After a five and a half year wait the crater left by the Deep Impact mission was finally revealed by Stardust-NExT to be approximately 150 metres wide with a mound of material in its centre. The arrows in the "after" picture (right) identify the rim of the crater. Image: NASA/JPL-Caltech/University of Maryland/Cornell.

"The crater was more subdued than perhaps we first thought, but it was the size we expected, which is consistent with the ejecta pattern we observed, and what we'd expect in an oblique, 30 degree impact," said cratering expert Pete Shultz of Brown University. "A lot of material came back down and the crater partly buried, or healed, itself. The cometary nucleus must be fragile and weak based on how subdued the crater is we see today."

As the spacecraft made its closest approach it flew through cometary particles, and the effects of a dozen impacts that penetrated more than one layer of its protective shielding were recorded. "The data indicate Stardust went through something similar to a B-17 bomber flying through flak in World War II," said Don Brownlee, Stardust-NExT co-investigator. "Instead of having a little stream of uniform particles coming out, they apparently came out in chunks and crumbled."

The flyby revealed parts of the comet nucleus that weren't seen previously. In this image, three terraces of different elevations are visible, with dark, banded scarps, or slopes, separating them. The widest of the banded slopes is about 2 kilometres. The lowest terrace has two circular features that are about 150 metres in diameter. Image: NASA/JPL-Caltech/Cornell.

Stardust is a 12-year old spacecraft, and its first mission was to visit comet Wild-2, collect cometary particles and jettison them back to Earth, which it did successfully in 2006. It was then retargeted to rendezvous with Tempel-1 as Stardust-NExT (New Exploration of Comet Tempel-1). Meanwhile, the Deep Impact spacecraft was reassigned to fly by comet Hartley 2, which it achieved last November. The Stardust-NExT mission was carried out at less than 10 percent of the price a new discovery mission built from scratch would have cost, showing just how cost effective this new class of "recycled" mission can be at producing valuable scientific results.
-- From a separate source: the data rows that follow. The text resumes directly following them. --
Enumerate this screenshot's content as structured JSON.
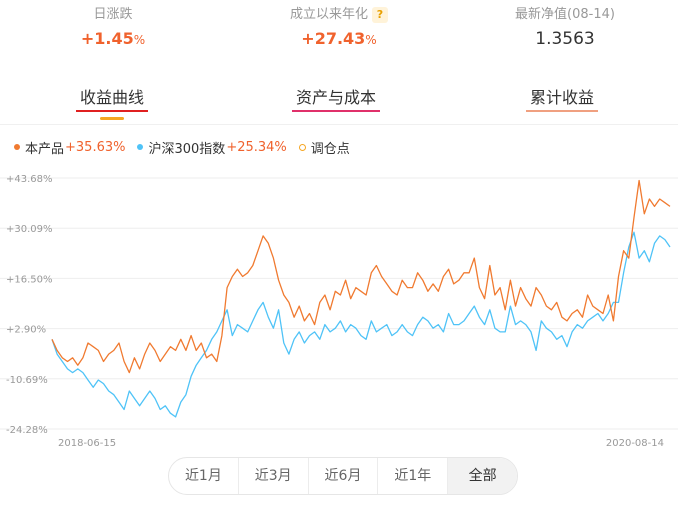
{
  "stats": [
    {
      "label": "日涨跌",
      "value": "+1.45",
      "unit": "%",
      "kind": "up",
      "help": false
    },
    {
      "label": "成立以来年化",
      "value": "+27.43",
      "unit": "%",
      "kind": "up",
      "help": true
    },
    {
      "label": "最新净值(08-14)",
      "value": "1.3563",
      "unit": "",
      "kind": "neutral",
      "help": false
    }
  ],
  "help_icon": "?",
  "tabs": [
    {
      "label": "收益曲线",
      "underline_color": "#e02020",
      "active": true
    },
    {
      "label": "资产与成本",
      "underline_color": "#e0306a",
      "active": false
    },
    {
      "label": "累计收益",
      "underline_color": "#f0a080",
      "active": false
    }
  ],
  "legend": {
    "product": {
      "name": "本产品",
      "value": "+35.63%",
      "color": "#f07a30"
    },
    "index": {
      "name": "沪深300指数",
      "value": "+25.34%",
      "color": "#4fc3f7"
    },
    "rebalance": {
      "name": "调仓点",
      "color": "#f5a623"
    }
  },
  "range_buttons": [
    {
      "label": "近1月",
      "active": false
    },
    {
      "label": "近3月",
      "active": false
    },
    {
      "label": "近6月",
      "active": false
    },
    {
      "label": "近1年",
      "active": false
    },
    {
      "label": "全部",
      "active": true
    }
  ],
  "chart_data": {
    "type": "line",
    "y_ticks": [
      "+43.68%",
      "+30.09%",
      "+16.50%",
      "+2.90%",
      "-10.69%",
      "-24.28%"
    ],
    "y_tick_values": [
      43.68,
      30.09,
      16.5,
      2.9,
      -10.69,
      -24.28
    ],
    "ylim": [
      -24.28,
      43.68
    ],
    "x_start_label": "2018-06-15",
    "x_end_label": "2020-08-14",
    "grid": true,
    "series": [
      {
        "name": "本产品",
        "color": "#f07a30",
        "values": [
          0,
          -3,
          -5,
          -6,
          -5,
          -7,
          -5,
          -1,
          -2,
          -3,
          -6,
          -4,
          -3,
          -1,
          -6,
          -9,
          -5,
          -8,
          -4,
          -1,
          -3,
          -6,
          -4,
          -2,
          -3,
          0,
          -3,
          1,
          -3,
          -1,
          -5,
          -4,
          -6,
          1,
          14,
          17,
          19,
          17,
          18,
          20,
          24,
          28,
          26,
          22,
          16,
          12,
          10,
          6,
          9,
          5,
          7,
          4,
          10,
          12,
          8,
          13,
          12,
          16,
          11,
          14,
          13,
          12,
          18,
          20,
          17,
          15,
          13,
          12,
          16,
          14,
          14,
          18,
          16,
          13,
          15,
          13,
          17,
          19,
          15,
          16,
          18,
          18,
          22,
          14,
          11,
          20,
          12,
          14,
          8,
          16,
          9,
          14,
          11,
          9,
          14,
          12,
          9,
          8,
          10,
          6,
          5,
          7,
          8,
          6,
          12,
          9,
          8,
          7,
          12,
          5,
          17,
          24,
          22,
          33,
          43,
          34,
          38,
          36,
          38,
          37,
          36
        ]
      },
      {
        "name": "沪深300指数",
        "color": "#4fc3f7",
        "values": [
          0,
          -4,
          -6,
          -8,
          -9,
          -8,
          -9,
          -11,
          -13,
          -11,
          -12,
          -14,
          -15,
          -17,
          -19,
          -14,
          -16,
          -18,
          -16,
          -14,
          -16,
          -19,
          -18,
          -20,
          -21,
          -17,
          -15,
          -10,
          -7,
          -5,
          -3,
          0,
          2,
          5,
          8,
          1,
          4,
          3,
          2,
          5,
          8,
          10,
          6,
          3,
          8,
          -1,
          -4,
          0,
          2,
          -1,
          1,
          2,
          0,
          4,
          2,
          3,
          5,
          2,
          4,
          3,
          1,
          0,
          5,
          2,
          3,
          4,
          1,
          2,
          4,
          2,
          1,
          4,
          6,
          5,
          3,
          4,
          2,
          7,
          4,
          4,
          5,
          7,
          9,
          6,
          4,
          8,
          3,
          2,
          2,
          9,
          4,
          5,
          4,
          2,
          -3,
          5,
          3,
          2,
          0,
          1,
          -2,
          2,
          4,
          3,
          5,
          6,
          7,
          5,
          7,
          10,
          10,
          18,
          25,
          29,
          22,
          24,
          21,
          26,
          28,
          27,
          25
        ]
      }
    ]
  }
}
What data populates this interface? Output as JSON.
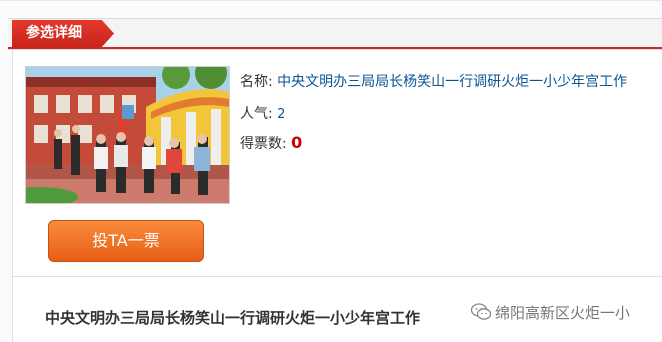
{
  "header": {
    "tab_label": "参选详细"
  },
  "details": {
    "name_label": "名称:",
    "name_value": "中央文明办三局局长杨笑山一行调研火炬一小少年宫工作",
    "popularity_label": "人气:",
    "popularity_value": "2",
    "votes_label": "得票数:",
    "votes_value": "0"
  },
  "vote_button": {
    "label": "投TA一票"
  },
  "article": {
    "title": "中央文明办三局局长杨笑山一行调研火炬一小少年宫工作"
  },
  "watermark": {
    "text": "绵阳高新区火炬一小",
    "icon": "wechat-icon"
  },
  "colors": {
    "accent_red": "#d2261e",
    "button_orange": "#f07a2c",
    "link_blue": "#0b5394"
  }
}
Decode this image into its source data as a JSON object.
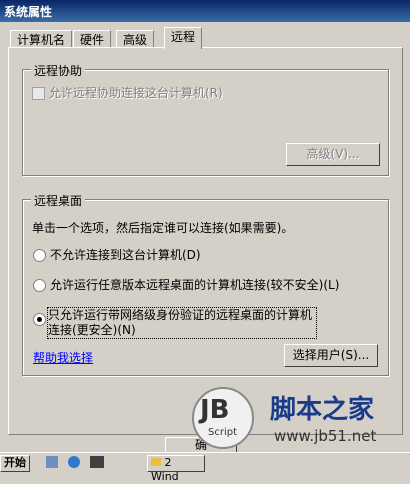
{
  "window": {
    "title": "系统属性"
  },
  "tabs": [
    "计算机名",
    "硬件",
    "高级",
    "远程"
  ],
  "remote_assistance": {
    "group_title": "远程协助",
    "checkbox_label": "允许远程协助连接这台计算机(R)",
    "advanced_button": "高级(V)..."
  },
  "remote_desktop": {
    "group_title": "远程桌面",
    "instruction": "单击一个选项，然后指定谁可以连接(如果需要)。",
    "options": [
      "不允许连接到这台计算机(D)",
      "允许运行任意版本远程桌面的计算机连接(较不安全)(L)",
      "只允许运行带网络级身份验证的远程桌面的计算机",
      "连接(更安全)(N)"
    ],
    "selected_index": 2,
    "help_link": "帮助我选择",
    "select_users_button": "选择用户(S)..."
  },
  "dialog_buttons": {
    "ok_partial": "确"
  },
  "taskbar": {
    "start_label": "开始",
    "task_label": "2 Wind"
  },
  "watermark": {
    "brand_mark": "JB",
    "script_text": "Script",
    "site_name": "脚本之家",
    "url": "www.jb51.net"
  }
}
Stardust-NExT will continue to make observations of Tempel-1 as it recedes from view over the coming 1-2 weeks, and we'll have a full, detailed report of the findings in the April issue of Astronomy Now.